Tips and Considerations when Starting a New Business
This is a guest post from Luther Morrison.
For some budding entrepreneurs, the only way to get a business off the ground is to work on it alongside their day job. For one thing, a 9-5 job comes with a secure, steady income that some people rely on. However, if you’re still dreaming about being your own boss, these tips can help you take your business dream to reality.
Ask Yourself these Questions First
The first question you need to ask yourself is if your business would be viable. You don’t need to draw up an entire business plan to assess this question. You can do a pared down version. You need to consider:
- What is your product?
- Does it solve a problem, how is it better than any competitors?
- Who are your target customers?
- How will it be distributed?
- What are the significant costs?
- Will it make money?
- How much will you charge?
You should remember to include some ‘burn money’ when you’re assessing costs. This would be for things like creating a logo and website, business cards, subscriptions to marketing platforms, or any other promotional materials. You may be able to design some of these things yourself, which would save money.
Consider Your Current Employer
If you’ve decided that your idea would make a viable business, your next step is to look over the contract you have with your employer. Some contracts can include clauses that would prevent employees from starting businesses; others may only prevent you from starting a business that relates to your current role, or to your employer.
Assuming that there are no clauses preventing you from moving forward, you should talk to your employer. You should be upfront and honest, and let your employer know that you’re thinking of setting up your own business.
Do Your Market Research
Market research is a good way to test your idea out and see if it would actually be viable. You can do this yourself using platforms like LinkedIn, Facebook, and Twitter. You can create a survey and send it out to prospective customers.
Make sure you include these questions:
- Would you use the product/service?
- What would you be willing to pay for the product/service?
- Does the product/service solve a problem for you?
If you have a physical product, you might want to consider selling a limited run online to begin with. This will help your recoup some of your manufacturing costs, but will also give you a good idea if the product is viable. If you have a food-based business idea, you should think about taking a temporary stall at a local farmer’s market, and testing out your food.
Managing Your New Business
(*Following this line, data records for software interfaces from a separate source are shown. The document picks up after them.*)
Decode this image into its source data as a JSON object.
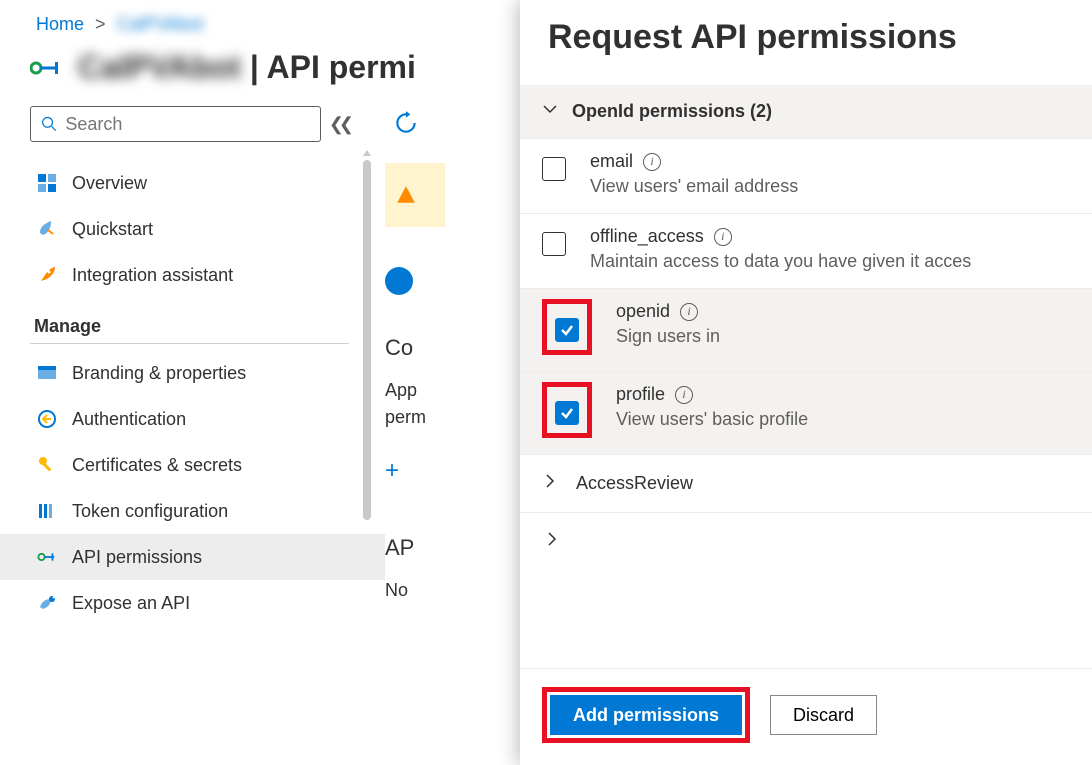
{
  "breadcrumb": {
    "home": "Home",
    "app_name": "CalPVAbot"
  },
  "page": {
    "title_app": "CalPVAbot",
    "title_suffix": " | API permi"
  },
  "search": {
    "placeholder": "Search"
  },
  "nav": {
    "overview": "Overview",
    "quickstart": "Quickstart",
    "integration": "Integration assistant",
    "manage_label": "Manage",
    "branding": "Branding & properties",
    "authentication": "Authentication",
    "certificates": "Certificates & secrets",
    "token": "Token configuration",
    "api_permissions": "API permissions",
    "expose": "Expose an API"
  },
  "main": {
    "configured_heading": "Co",
    "configured_text1": "App",
    "configured_text2": "perm",
    "add_text": "",
    "section2_heading": "AP",
    "section2_text": "No"
  },
  "panel": {
    "title": "Request API permissions",
    "group_label": "OpenId permissions (2)",
    "permissions": [
      {
        "name": "email",
        "desc": "View users' email address",
        "checked": false,
        "highlight": false
      },
      {
        "name": "offline_access",
        "desc": "Maintain access to data you have given it acces",
        "checked": false,
        "highlight": false
      },
      {
        "name": "openid",
        "desc": "Sign users in",
        "checked": true,
        "highlight": true
      },
      {
        "name": "profile",
        "desc": "View users' basic profile",
        "checked": true,
        "highlight": true
      }
    ],
    "collapsed_group": "AccessReview",
    "add_btn": "Add permissions",
    "discard_btn": "Discard"
  }
}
If you have an agreement from your employer, and you have a viable idea, the next thing you need to think about is how you would manage your business. You need to be able to plan and use your time wisely, and you’ll also need to be sure that your business won’t impact your ability to work your day job.
You don’t only need to think about how you’ll manage making products, or providing the service. You also need to remember that you’ll need time to send emails, manage social media, network, and follow-up on leads. You need to develop a strategy that means that your customers still get a fantastic customer experience, even if you can’t be there all the time.
Scaling the Business Up
You need to think about what your ambitions are for your business. Do you want to eventually leave your full-time job, and work on your business full-time? Or do you want to progress more in you day job?
Perhaps you would prefer to switch to part-time hours, so you can work part-time hours on both your day job and your business. You need to think carefully about your plans for the future, and you’ll also need to work out budgets, and financial plans for both your business, and your household.
Be Honest with Yourself
The only way your business could be successful is if you are completely honest with yourself. You need to be realistic, and if your idea wouldn’t make a viable business, then you should not continue. You also need to be honest with your employer, and let them know what your plans are, and how you plan to progress.
You may also want to consider contacting your local citizen’s advice for more insight in how to continue your plans, and if there are any new business supports available in your area. Another good contact to speak to would be an accountant. You need to check what the tax implications would be, both for your business, and personally.
Scott’s Note: If you’re struggling with the idea of what you can do in a business, or even just to make money with a side hustle, then head over to No to Grow. It’s there that I teach you how to figure out your skills, and make money with them, so that you can live life on your own terms.